Available in shells, pods, fresh or frozen, edamame is a popular plant-based food with a range of health benefits. Edamame is naturally gluten-free and low in calories. Contains no cholesterol and provides protein, iron, and calcium.
When you’re ready to use the container, add water to the frozen beans (no need to thaw) and place them in the microwave with the lid on. for 5 minutes on high heat. Remove the cooked edamame from the microwave, strain, and add sea salt.
Frozen edamame is a super food that you can enjoy in so many ways, and it’s packed with all the good stuff your body needs, like protein, fiber, and essential vitamins and minerals. And the best part? It doesn’t hurt the planet to grow it, so you can feel good about eating it.
Cooking it up is a breeze – just steam it, boil it, roast it, or zap it in the microwave, and it’s ready to eat. Plus, you don’t even have to waste time popping it out of the shells because it’s already done for you.
The mild flavor of frozen edamame makes it perfect for use in tons of different dishes – stir-fries, salads, soups, and more. And you don’t have to break the bank to make it a regular part of your meals – it’s easy to find and buy in bulk at the grocery store.
When you add it all up, frozen edamame is a tasty, healthy, and cheap way to keep your meals interesting and your body happy.
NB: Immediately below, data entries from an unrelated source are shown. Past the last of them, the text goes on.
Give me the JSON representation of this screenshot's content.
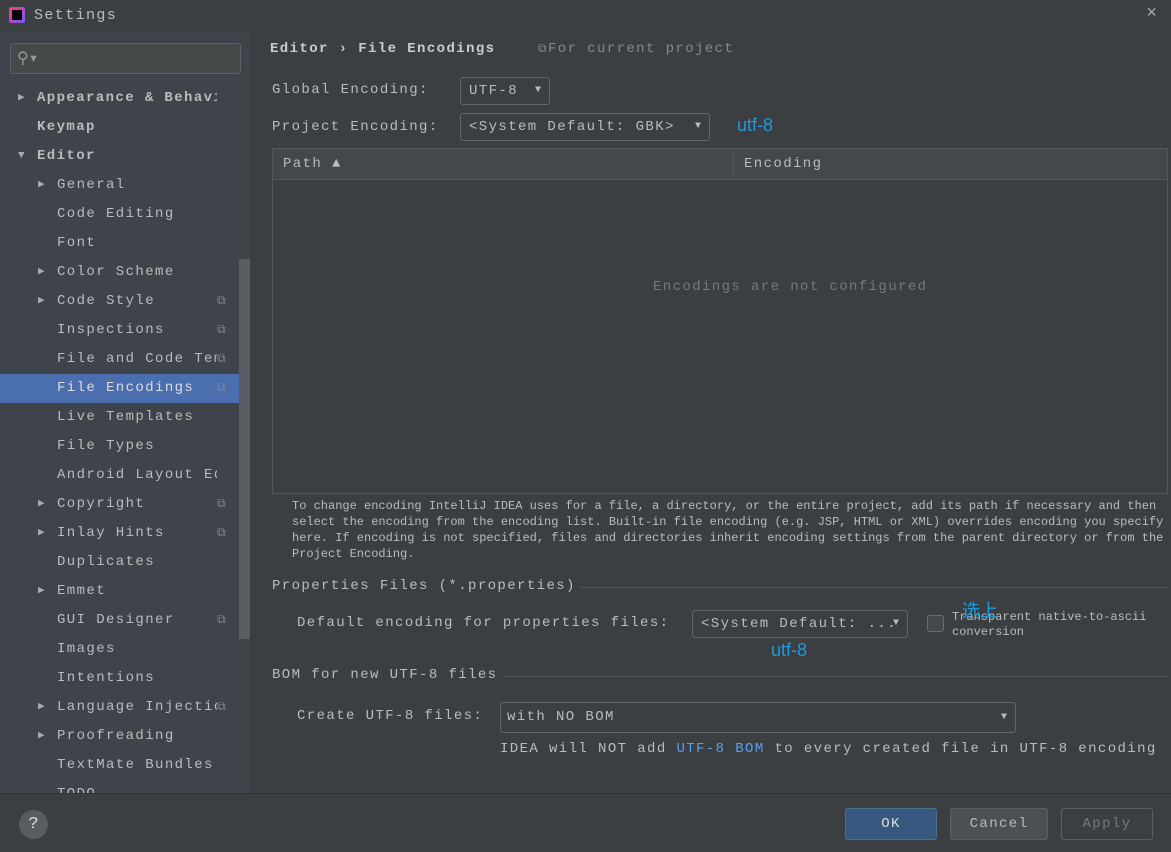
{
  "window": {
    "title": "Settings",
    "close_icon": "×"
  },
  "sidebar": {
    "search_placeholder": "",
    "items": [
      {
        "label": "Appearance & Behavior",
        "level": 0,
        "arrow": "right"
      },
      {
        "label": "Keymap",
        "level": 0,
        "arrow": ""
      },
      {
        "label": "Editor",
        "level": 0,
        "arrow": "down"
      },
      {
        "label": "General",
        "level": 1,
        "arrow": "right"
      },
      {
        "label": "Code Editing",
        "level": 1,
        "arrow": ""
      },
      {
        "label": "Font",
        "level": 1,
        "arrow": ""
      },
      {
        "label": "Color Scheme",
        "level": 1,
        "arrow": "right"
      },
      {
        "label": "Code Style",
        "level": 1,
        "arrow": "right",
        "project": true
      },
      {
        "label": "Inspections",
        "level": 1,
        "arrow": "",
        "project": true
      },
      {
        "label": "File and Code Templates",
        "level": 1,
        "arrow": "",
        "project": true
      },
      {
        "label": "File Encodings",
        "level": 1,
        "arrow": "",
        "project": true,
        "selected": true
      },
      {
        "label": "Live Templates",
        "level": 1,
        "arrow": ""
      },
      {
        "label": "File Types",
        "level": 1,
        "arrow": ""
      },
      {
        "label": "Android Layout Editor",
        "level": 1,
        "arrow": ""
      },
      {
        "label": "Copyright",
        "level": 1,
        "arrow": "right",
        "project": true
      },
      {
        "label": "Inlay Hints",
        "level": 1,
        "arrow": "right",
        "project": true
      },
      {
        "label": "Duplicates",
        "level": 1,
        "arrow": ""
      },
      {
        "label": "Emmet",
        "level": 1,
        "arrow": "right"
      },
      {
        "label": "GUI Designer",
        "level": 1,
        "arrow": "",
        "project": true
      },
      {
        "label": "Images",
        "level": 1,
        "arrow": ""
      },
      {
        "label": "Intentions",
        "level": 1,
        "arrow": ""
      },
      {
        "label": "Language Injections",
        "level": 1,
        "arrow": "right",
        "project": true
      },
      {
        "label": "Proofreading",
        "level": 1,
        "arrow": "right"
      },
      {
        "label": "TextMate Bundles",
        "level": 1,
        "arrow": ""
      },
      {
        "label": "TODO",
        "level": 1,
        "arrow": ""
      }
    ]
  },
  "main": {
    "breadcrumb": {
      "parent": "Editor",
      "sep": "›",
      "current": "File Encodings"
    },
    "scope": "For current project",
    "global_label": "Global Encoding:",
    "global_value": "UTF-8",
    "project_label": "Project Encoding:",
    "project_value": "<System Default: GBK>",
    "annotation_project": "utf-8",
    "table": {
      "columns": [
        "Path ▲",
        "Encoding"
      ],
      "empty_text": "Encodings are not configured"
    },
    "help_lines": [
      "To change encoding IntelliJ IDEA uses for a file, a directory, or the entire project, add its path if necessary and then select the",
      "encoding from the encoding list. Built-in file encoding (e.g. JSP, HTML or XML) overrides encoding you specify here. If encoding is not",
      "specified, files and directories inherit encoding settings from the parent directory or from the Project Encoding."
    ],
    "properties_title": "Properties Files (*.properties)",
    "properties_label": "Default encoding for properties files:",
    "properties_value": "<System Default: ...",
    "transparent_label": "Transparent native-to-ascii conversion",
    "transparent_checked": false,
    "annotation_check": "选上",
    "annotation_props": "utf-8",
    "bom_title": "BOM for new UTF-8 files",
    "bom_label": "Create UTF-8 files:",
    "bom_value": "with NO BOM",
    "bom_note_pre": "IDEA will NOT add ",
    "bom_note_link": "UTF-8 BOM",
    "bom_note_post": " to every created file in UTF-8 encoding"
  },
  "footer": {
    "help": "?",
    "ok": "OK",
    "cancel": "Cancel",
    "apply": "Apply"
  },
  "colors": {
    "accent": "#4b6eaf",
    "annotation": "#1e9ae0",
    "link": "#589df6"
  }
}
So go ahead and give it a try – your taste buds and your wallet will thank you!